Of the many public services in New Zealand, none is more universally popular than the national system of education, which has been in operation since 1877. With the arrival of the first settlers, private school—which in some instances had been begun on shipboard, on the passage out—were established, and these were followed by denominational schools, controlled by the various churches, and assisted out of public revenues. The Provincial Governments set up in each province a system of public education, differing somewhat in principle in each centre of settlement, but for which liberal provision was made. After the abolition of the provinces, the duty of providing instruction for the young fell upon the General Government, and the Education Act of 1877 embodied a scheme of free, secular, and compulsory education for the whole colony; it practically did away with the provincial and denominational systems, and is still in force. In the state schools tuition is free of cost to parents, except in regard to school books; religion is not taught; and it is compulsory for all children, between seven and thirteen years of age to attend school or receive private tuition. Though the Roman Catholics maintain separate schools, and a few other denominational and private schools still exist, the State educates about ninety per cent, of the children. The syllabus comprises reading, writing and arithmetic, history, geography, grammar, drawing, elementary science, domestic economy, and physical culture; boys are also instructed in military drill, and may learn woodcarving, and girls are taught plain sewing and cookery. The colony is divided into thirteen education districts, each under the administration of an elected Board of Education; and each Board receives and expends the capitation grant allotted by the Government from the consolidated revenue. In addition to the primary schools, there are in every district secondary schools; and in the four chief centres there are University Colleges. The free scholarships offered by the Government and private citizens are so numerous that an apt pupil of proved ability is enabled, after leaving a primary school, to advance through the secondary schools and university colleges, at practically no cost to the parents.
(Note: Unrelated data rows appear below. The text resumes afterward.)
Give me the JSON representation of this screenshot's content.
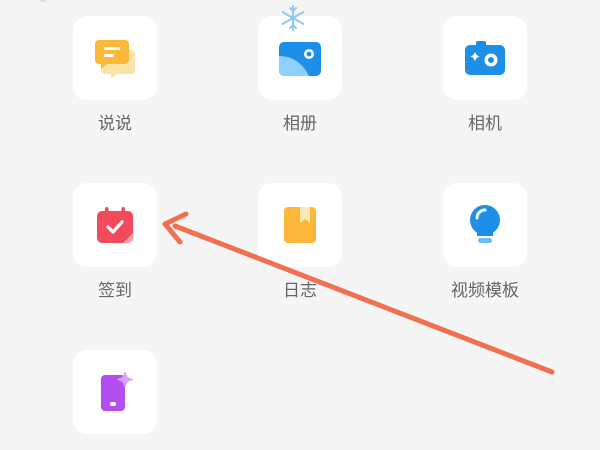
{
  "apps": [
    {
      "id": "shuoshuo",
      "label": "说说",
      "icon": "speech-bubble-icon"
    },
    {
      "id": "album",
      "label": "相册",
      "icon": "photo-album-icon"
    },
    {
      "id": "camera",
      "label": "相机",
      "icon": "camera-icon"
    },
    {
      "id": "checkin",
      "label": "签到",
      "icon": "calendar-check-icon"
    },
    {
      "id": "diary",
      "label": "日志",
      "icon": "diary-book-icon"
    },
    {
      "id": "video-template",
      "label": "视频模板",
      "icon": "lightbulb-icon"
    },
    {
      "id": "extra",
      "label": "",
      "icon": "sparkle-phone-icon"
    }
  ],
  "colors": {
    "background": "#f5f5f5",
    "tile": "#ffffff",
    "label": "#666666",
    "annotation_arrow": "#f07050"
  }
}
The university colleges have professorial staffs of high attainments, and the courses of lectures in the various branches of learning are attended by large numbers of students of both sexes. The University of New Zealand is an examining body, empowered to grant degrees in Arts, Sciences, Law, Music, and Medicine, and its distinctions are allowed to rank with those of Oxford, Cambridge, or any other university in the British dominions.